There is one simple premise that CPR is built on. That life, all life, is precious. That life, all life, is to be cherished for all the days that life is given. If you also believe this, then our stories will touch your heart. You will agree with our SOS program. You will agree that every living creature should get all the days of their lives. It is not up to us to end life as long as there is joy and happiness and only a little pain (for life is about some pain.  It makes the joy feel that much better). 

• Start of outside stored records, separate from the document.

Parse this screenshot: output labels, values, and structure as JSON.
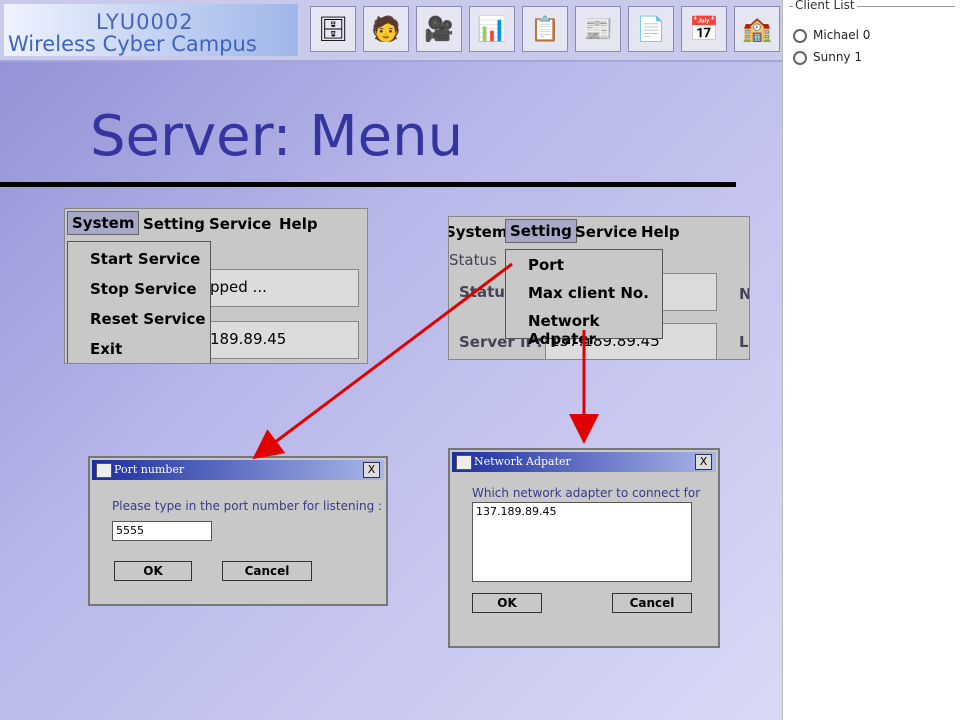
{
  "banner": {
    "line1": "LYU0002",
    "line2": "Wireless Cyber Campus",
    "tools": [
      "cabinet-icon",
      "presenter-icon",
      "camera-icon",
      "chart-icon",
      "clipboard-icon",
      "news-icon",
      "pdf-icon",
      "calendar-icon",
      "campus-icon"
    ]
  },
  "slide_title": "Server: Menu",
  "left_window": {
    "menu": [
      "System",
      "Setting",
      "Service",
      "Help"
    ],
    "dropdown": [
      "Start Service",
      "Stop Service",
      "Reset Service",
      "Exit"
    ],
    "field1": "pped ...",
    "field2": "189.89.45"
  },
  "right_window": {
    "menu": [
      "System",
      "Setting",
      "Service",
      "Help"
    ],
    "group_label": "Status",
    "status_label": "Status",
    "ip_label": "Server IP:",
    "ip_value": "137.189.89.45",
    "n_label": "N",
    "l_label": "L",
    "dropdown": [
      "Port",
      "Max client No.",
      "Network Adpater"
    ]
  },
  "port_dialog": {
    "title": "Port number",
    "close": "X",
    "prompt": "Please type in the port number for listening :",
    "value": "5555",
    "ok": "OK",
    "cancel": "Cancel"
  },
  "net_dialog": {
    "title": "Network Adpater",
    "close": "X",
    "prompt": "Which network adapter to connect for",
    "value": "137.189.89.45",
    "ok": "OK",
    "cancel": "Cancel"
  },
  "client_list": {
    "title": "Client List",
    "items": [
      "Michael 0",
      "Sunny 1"
    ]
  },
  "colors": {
    "arrow": "#e00000",
    "title": "#3535a0"
  }
}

Do we believe in euthanasia?  Absolutely.  There is time when life becomes a burden. When that happens, then our kindest final gift is the final peace.  But we don’t believe in giving that gift because caring for a dog that is older or has an illness like Owen does is harder than caring for a younger or healthy dog.  It is never a burden to us to care for those who are sick or not easy.  But we watch carefully and recognize the signs that it is time to go.  Then we hold them as they leave. 

If you don’t believe this premise, that all life and every moment of life is precious then our stories are not going to touch you.  You probably didn’t even get this far. And that’s OK. We wish you the best.

For those who do believe that all life is precious, we need you.  We can do the caregiving. We can give the shots and the pills and we can do the clean up.  But we need you to be able to provide all of those things.   

I invite you to join us in our mission to give them all the days of their lives.

Our goal is 12 sponsors donating $20 per month to help us be able to afford to give one dog all the days of his life. If you would like to see Owen get his time, please  become one of his sponsors and join his virtual family.  To become a sponsor,  

Text cprsos to 41444 for a smart phone link 

Or visit here for a direct credit card link –

To learn more about our SOS program and meet more of our fabulous SOS dogs, please visit our webpage at 

Please also check out our video of Owen to experience first-hand the magic that is this gentle soul:

Welcome to our family – thank you for giving them all the days of their lives. 

Donna Ezzell